Hardly interesting for desktop use, but then, 'tis part of the review. The Store is a little bit more useful, with a more varied assortment of books and movies, although most of the so-called foreign content just isn't there. Like all click-happy products, it is designed for a very specific audience, so it's all new and shiny and very much Hollywood things and little else. The few new apps you get, like Paint 3D, look too abstract, and frankly, I really wonder if anyone is going to do any proper design in this. But okay.
Then, there's thing called Mixed Reality. What does it do?
I believe the performance is ever so slightly better than before, but then I have not run any official benchmarks. There are no weird errors, and everything is stable. Overall, yes, this is a useful upgrade, but then, you ask yourself, why not have all of this from the go? Are people really impressed by the notion of constant activity as a sign of honest work?
Now, some of the problems post-update did not immediately manifest thereafter, and I actually had to wait a few days before I started seeing them and then neutering them. The most obvious one is the nag to use OneDrive. Sneakily, I could not find what exactly spawns this annoying message. Task Scheduler ans the startup list seem to be empty, so the solution is - uninstall the OneDrive app. Simple.
Then, the lock screen shows "suggestions" for various apps and whatnot, even if you use a local account. More stuff that I don't want or need. The solution is to change your lock screen. First, change the lock screen background to Picture. And then toggle off the fun facts, tips and tricks option. Done.
Windows 10 Creators Upgrade is a colorful package of goodies and some small tweaks to a relatively stable and mostly mature operating system. For advanced users, the changes are negligible, for inexperienced users, they will most likely be missed or ignored, and from a philosophical perspective, they give Microsoft something to talk about, which is important, because it helps them keep focus and relevance around Windows 10. But then, you ask yourselves, this whole agile, incremental school of progress, does it really have any profound value for users?
One may be grateful to Microsoft for introducing new stuff all the time. A cynic like me may ask, why release a half-complete operating system? If Creators Update does so many wonders, then Windows 10 could have been released in 2017. Otherwise, I was sold a beta product and slowly fed things that I ought to have had in the first place. That is not something we can possibly solve in this review. But it does highlight the troubling trend of pumping out software at such a rapid pace. The winner in that equation is not the user.

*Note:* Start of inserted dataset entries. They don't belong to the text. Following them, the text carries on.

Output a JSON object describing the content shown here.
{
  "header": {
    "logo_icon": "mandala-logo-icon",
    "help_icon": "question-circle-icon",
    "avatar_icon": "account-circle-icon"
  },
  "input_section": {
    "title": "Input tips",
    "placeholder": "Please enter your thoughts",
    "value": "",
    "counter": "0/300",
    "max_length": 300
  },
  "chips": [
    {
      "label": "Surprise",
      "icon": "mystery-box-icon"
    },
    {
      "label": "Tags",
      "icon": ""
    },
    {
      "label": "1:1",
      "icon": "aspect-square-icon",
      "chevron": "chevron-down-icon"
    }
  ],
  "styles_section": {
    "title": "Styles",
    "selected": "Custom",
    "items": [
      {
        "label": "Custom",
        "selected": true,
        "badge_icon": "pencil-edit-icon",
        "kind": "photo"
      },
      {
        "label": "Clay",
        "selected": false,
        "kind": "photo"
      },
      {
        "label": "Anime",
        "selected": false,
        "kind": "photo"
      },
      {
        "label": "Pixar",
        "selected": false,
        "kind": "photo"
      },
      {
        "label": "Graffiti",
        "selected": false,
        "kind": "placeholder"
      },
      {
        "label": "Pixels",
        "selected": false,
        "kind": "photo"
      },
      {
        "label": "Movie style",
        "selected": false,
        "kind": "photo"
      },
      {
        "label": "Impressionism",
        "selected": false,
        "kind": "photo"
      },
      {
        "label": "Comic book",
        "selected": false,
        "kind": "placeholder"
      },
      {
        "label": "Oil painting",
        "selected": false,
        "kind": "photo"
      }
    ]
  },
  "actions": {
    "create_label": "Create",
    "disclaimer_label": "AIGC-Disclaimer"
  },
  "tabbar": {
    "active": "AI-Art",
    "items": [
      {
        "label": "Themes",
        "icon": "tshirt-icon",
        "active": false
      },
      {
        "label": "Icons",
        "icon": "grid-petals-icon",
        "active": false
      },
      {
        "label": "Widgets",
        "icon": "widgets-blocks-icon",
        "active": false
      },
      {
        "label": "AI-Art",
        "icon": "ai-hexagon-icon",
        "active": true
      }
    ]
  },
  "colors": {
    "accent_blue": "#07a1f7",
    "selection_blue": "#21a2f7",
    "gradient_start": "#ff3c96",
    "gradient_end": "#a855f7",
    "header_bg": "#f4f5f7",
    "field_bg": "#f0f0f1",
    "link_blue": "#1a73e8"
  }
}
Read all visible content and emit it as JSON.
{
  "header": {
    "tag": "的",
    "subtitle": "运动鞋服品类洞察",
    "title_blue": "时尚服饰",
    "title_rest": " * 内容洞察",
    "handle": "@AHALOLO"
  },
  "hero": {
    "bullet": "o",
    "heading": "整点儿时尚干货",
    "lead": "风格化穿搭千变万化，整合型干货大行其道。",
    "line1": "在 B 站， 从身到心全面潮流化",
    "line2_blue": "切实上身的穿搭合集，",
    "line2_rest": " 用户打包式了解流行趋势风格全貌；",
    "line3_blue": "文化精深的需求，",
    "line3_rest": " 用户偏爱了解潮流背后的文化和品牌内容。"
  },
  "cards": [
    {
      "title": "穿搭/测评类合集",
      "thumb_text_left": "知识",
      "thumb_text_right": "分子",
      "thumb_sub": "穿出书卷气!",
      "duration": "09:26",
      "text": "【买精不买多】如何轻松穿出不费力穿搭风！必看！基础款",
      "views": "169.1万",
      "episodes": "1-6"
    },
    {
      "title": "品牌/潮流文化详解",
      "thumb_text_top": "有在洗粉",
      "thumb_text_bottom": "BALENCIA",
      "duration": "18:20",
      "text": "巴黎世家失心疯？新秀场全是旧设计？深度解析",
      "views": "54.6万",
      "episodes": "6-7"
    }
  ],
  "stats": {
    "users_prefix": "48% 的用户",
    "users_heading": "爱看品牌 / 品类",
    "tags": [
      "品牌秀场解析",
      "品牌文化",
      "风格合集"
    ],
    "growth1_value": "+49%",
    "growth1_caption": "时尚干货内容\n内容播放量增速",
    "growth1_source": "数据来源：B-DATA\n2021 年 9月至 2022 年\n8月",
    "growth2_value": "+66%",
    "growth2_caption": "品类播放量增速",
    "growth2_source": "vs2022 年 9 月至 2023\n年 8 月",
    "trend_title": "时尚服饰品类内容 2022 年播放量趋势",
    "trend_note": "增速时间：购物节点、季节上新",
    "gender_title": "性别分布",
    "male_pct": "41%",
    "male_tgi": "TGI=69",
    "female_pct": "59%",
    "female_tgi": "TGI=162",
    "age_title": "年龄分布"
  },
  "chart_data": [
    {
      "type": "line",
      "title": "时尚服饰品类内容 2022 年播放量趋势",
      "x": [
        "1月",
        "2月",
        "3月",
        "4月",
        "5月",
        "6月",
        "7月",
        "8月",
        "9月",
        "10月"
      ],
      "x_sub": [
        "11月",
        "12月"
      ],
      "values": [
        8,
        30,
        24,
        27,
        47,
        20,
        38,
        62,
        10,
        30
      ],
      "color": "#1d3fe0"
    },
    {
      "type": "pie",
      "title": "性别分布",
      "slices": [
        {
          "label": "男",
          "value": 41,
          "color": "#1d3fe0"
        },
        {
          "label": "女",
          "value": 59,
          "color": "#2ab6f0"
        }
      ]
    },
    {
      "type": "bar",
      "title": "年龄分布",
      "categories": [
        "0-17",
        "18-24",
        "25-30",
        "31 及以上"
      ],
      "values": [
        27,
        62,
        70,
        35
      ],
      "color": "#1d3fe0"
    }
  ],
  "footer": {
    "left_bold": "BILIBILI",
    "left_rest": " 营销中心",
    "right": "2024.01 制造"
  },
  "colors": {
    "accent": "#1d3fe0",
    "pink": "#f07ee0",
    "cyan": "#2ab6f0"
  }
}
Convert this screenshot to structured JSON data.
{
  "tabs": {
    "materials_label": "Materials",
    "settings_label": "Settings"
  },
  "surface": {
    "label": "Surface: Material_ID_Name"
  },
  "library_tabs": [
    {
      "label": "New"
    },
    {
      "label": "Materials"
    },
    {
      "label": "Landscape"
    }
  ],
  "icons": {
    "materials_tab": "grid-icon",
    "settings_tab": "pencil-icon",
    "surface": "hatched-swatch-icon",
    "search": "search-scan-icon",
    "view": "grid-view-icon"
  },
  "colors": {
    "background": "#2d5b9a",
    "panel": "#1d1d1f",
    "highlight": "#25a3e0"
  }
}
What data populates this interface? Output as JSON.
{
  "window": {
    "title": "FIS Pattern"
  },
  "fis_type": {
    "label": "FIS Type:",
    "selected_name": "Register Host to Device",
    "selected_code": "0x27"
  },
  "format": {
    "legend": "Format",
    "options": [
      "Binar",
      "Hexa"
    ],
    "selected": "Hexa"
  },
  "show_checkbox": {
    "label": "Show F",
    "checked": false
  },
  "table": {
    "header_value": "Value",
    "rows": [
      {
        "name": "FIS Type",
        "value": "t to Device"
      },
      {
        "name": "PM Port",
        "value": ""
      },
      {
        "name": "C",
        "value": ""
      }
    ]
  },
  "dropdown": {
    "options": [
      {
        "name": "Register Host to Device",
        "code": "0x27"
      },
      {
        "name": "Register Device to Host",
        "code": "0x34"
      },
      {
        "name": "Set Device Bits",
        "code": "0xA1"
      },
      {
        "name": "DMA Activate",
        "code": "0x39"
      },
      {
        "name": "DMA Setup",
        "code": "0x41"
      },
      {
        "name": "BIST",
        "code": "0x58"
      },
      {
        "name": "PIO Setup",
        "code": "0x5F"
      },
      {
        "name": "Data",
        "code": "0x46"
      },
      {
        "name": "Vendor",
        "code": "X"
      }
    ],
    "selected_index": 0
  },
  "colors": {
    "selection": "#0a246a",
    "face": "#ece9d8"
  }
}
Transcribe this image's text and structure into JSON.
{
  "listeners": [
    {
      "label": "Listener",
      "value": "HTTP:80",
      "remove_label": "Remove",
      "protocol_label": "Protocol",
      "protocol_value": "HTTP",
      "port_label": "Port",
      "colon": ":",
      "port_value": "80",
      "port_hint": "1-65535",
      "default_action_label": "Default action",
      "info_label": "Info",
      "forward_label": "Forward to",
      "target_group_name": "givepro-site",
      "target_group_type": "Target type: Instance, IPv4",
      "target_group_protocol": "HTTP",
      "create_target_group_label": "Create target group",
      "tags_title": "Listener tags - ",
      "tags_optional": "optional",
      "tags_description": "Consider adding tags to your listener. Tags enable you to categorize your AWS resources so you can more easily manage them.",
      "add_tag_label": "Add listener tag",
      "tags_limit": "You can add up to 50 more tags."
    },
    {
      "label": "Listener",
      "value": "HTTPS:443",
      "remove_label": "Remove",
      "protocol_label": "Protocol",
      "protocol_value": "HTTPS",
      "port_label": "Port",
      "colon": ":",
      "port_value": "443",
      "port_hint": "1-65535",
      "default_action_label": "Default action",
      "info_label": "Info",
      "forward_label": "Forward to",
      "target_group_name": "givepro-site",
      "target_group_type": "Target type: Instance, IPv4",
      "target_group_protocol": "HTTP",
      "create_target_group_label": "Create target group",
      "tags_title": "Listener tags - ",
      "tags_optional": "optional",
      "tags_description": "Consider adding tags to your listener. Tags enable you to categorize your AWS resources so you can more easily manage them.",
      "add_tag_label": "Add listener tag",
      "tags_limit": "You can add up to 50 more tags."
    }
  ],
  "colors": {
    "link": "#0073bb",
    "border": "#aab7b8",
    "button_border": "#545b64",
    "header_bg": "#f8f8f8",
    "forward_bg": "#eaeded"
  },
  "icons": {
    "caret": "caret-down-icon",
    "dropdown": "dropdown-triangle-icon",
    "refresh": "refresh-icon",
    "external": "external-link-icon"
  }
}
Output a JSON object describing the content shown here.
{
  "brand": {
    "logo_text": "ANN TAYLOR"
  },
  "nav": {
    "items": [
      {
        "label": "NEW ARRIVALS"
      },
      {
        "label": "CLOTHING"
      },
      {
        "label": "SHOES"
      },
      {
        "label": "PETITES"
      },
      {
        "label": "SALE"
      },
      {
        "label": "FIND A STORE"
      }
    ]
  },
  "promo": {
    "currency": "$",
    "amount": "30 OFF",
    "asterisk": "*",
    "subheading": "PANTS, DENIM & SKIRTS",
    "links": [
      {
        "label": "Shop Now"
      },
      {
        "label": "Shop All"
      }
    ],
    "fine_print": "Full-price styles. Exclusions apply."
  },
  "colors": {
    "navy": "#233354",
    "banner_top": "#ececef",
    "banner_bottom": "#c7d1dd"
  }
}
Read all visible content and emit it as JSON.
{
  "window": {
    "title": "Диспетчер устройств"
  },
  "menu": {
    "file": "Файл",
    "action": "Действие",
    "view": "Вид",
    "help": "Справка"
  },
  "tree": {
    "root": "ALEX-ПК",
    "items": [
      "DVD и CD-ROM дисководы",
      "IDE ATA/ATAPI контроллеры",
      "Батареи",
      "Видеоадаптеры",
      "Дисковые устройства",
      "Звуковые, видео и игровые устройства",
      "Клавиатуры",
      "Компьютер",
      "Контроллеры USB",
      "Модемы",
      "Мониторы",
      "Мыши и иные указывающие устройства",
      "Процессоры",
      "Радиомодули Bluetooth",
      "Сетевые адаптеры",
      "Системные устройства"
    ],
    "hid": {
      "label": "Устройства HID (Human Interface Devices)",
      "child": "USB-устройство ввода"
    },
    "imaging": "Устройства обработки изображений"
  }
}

On its own, Windows 10 Creators Update delivered a reasonable outcome. The upgrade worked fine, my setup was not violated much, my data was preserved, the new stuff is decent if not outright valuable or electrifying, and if you're lucky, you may even gain a bit on the performance side. If you use Windows 10, there's no reason not to have it. Well, not sure if you have a choice really. If you don't use it, or don't like, there aren't any love or game changers here. More of the same, but that isn't necessarily bad. Consistency is such a rare commodity nowadays. Bottom line: fair. Le fin.